SOURCE MATERIAL:

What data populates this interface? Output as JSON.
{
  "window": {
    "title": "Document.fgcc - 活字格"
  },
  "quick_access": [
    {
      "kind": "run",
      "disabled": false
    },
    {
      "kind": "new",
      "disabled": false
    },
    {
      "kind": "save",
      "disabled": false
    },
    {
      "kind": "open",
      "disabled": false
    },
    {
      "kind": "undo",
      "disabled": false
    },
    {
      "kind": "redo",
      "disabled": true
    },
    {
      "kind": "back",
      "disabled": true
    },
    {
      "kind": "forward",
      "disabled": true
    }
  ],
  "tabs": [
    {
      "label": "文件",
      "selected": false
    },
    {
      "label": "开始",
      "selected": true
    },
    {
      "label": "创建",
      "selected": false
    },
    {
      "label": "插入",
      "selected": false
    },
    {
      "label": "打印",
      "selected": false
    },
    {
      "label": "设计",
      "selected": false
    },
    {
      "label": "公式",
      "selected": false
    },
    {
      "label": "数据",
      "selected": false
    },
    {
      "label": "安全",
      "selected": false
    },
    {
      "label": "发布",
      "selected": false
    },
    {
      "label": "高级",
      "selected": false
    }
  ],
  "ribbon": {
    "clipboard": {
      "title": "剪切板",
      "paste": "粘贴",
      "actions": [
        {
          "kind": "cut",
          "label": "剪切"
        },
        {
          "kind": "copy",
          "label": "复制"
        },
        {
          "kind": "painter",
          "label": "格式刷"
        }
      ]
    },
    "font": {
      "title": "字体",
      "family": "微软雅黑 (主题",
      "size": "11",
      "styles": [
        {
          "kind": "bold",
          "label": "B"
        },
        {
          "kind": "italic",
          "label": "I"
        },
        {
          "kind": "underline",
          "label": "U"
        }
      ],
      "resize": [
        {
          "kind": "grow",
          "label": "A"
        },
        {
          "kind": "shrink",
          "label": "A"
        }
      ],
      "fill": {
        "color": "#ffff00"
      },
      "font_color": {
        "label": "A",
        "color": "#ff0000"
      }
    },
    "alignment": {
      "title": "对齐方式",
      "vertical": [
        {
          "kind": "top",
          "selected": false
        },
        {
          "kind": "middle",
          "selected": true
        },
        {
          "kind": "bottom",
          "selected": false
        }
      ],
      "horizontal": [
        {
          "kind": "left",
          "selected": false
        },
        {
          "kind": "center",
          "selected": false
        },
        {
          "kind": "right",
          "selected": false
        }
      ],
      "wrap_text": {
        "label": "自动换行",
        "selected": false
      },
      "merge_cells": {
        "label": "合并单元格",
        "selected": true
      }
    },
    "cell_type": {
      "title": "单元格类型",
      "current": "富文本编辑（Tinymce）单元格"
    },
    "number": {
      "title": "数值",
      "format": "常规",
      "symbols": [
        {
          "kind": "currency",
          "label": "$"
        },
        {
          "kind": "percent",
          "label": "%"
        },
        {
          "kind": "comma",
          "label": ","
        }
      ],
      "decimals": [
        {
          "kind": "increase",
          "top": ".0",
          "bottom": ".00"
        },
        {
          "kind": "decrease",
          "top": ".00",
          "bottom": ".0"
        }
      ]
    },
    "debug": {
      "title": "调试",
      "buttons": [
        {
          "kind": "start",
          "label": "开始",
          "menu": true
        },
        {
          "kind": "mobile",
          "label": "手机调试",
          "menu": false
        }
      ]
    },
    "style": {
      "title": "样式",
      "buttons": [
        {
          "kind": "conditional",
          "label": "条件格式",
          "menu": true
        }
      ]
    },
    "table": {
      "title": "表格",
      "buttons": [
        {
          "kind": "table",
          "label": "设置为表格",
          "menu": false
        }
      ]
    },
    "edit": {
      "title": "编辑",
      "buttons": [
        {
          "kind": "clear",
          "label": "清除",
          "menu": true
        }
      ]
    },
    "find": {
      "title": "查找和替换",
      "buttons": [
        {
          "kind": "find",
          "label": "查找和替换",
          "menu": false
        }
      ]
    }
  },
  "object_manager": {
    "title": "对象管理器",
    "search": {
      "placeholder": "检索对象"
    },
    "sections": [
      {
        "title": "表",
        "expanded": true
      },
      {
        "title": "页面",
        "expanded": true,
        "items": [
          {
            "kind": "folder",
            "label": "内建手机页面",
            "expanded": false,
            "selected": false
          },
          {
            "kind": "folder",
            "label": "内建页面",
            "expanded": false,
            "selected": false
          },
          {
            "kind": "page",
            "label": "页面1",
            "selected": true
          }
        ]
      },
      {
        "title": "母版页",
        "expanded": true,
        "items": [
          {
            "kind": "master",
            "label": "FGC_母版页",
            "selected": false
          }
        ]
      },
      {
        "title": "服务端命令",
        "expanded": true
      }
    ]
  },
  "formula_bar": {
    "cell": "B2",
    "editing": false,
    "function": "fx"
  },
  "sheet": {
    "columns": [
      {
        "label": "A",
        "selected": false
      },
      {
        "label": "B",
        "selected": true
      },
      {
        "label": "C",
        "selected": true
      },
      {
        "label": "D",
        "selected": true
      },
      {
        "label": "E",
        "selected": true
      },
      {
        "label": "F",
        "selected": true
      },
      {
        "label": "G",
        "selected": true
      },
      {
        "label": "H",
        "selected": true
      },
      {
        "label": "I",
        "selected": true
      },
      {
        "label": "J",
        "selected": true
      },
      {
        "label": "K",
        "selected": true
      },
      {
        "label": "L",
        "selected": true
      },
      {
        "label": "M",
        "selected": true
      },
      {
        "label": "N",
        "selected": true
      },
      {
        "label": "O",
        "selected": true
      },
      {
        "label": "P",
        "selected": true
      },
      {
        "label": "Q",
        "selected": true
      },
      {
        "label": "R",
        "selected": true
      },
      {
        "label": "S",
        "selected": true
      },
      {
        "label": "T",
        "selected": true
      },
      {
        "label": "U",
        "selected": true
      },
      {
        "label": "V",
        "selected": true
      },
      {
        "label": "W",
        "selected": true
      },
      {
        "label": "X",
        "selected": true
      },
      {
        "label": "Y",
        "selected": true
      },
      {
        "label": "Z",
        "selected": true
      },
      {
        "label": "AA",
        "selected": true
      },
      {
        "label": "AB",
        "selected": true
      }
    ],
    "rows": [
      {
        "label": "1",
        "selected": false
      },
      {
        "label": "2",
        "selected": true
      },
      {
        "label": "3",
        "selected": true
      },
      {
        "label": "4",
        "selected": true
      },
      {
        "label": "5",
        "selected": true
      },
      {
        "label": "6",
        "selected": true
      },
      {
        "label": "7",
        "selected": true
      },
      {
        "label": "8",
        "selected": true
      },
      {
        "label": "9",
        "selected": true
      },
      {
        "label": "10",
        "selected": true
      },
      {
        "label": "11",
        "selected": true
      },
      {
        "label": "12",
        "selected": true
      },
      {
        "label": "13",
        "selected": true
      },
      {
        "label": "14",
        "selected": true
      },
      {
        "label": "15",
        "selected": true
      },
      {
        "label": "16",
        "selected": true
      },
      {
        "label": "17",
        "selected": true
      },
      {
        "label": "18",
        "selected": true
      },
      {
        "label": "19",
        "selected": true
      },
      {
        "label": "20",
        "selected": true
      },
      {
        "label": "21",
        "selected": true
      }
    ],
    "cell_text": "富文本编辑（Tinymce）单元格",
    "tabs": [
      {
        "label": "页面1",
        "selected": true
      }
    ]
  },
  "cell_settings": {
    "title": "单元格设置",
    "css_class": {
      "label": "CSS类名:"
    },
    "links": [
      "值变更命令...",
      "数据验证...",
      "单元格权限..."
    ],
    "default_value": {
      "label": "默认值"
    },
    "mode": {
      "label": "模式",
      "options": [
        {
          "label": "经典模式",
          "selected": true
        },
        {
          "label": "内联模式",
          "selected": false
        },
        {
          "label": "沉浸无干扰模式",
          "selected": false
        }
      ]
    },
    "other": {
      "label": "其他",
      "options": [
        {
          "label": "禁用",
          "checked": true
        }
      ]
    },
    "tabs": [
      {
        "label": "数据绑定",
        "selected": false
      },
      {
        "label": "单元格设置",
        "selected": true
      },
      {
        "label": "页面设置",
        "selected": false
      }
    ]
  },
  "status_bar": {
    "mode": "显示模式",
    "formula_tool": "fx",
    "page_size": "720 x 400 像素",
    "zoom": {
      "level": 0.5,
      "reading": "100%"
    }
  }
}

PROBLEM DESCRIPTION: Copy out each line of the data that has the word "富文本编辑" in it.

PROBLEM SOLUTION:
      "current": "富文本编辑（Tinymce）单元格"
    "cell_text": "富文本编辑（Tinymce）单元格",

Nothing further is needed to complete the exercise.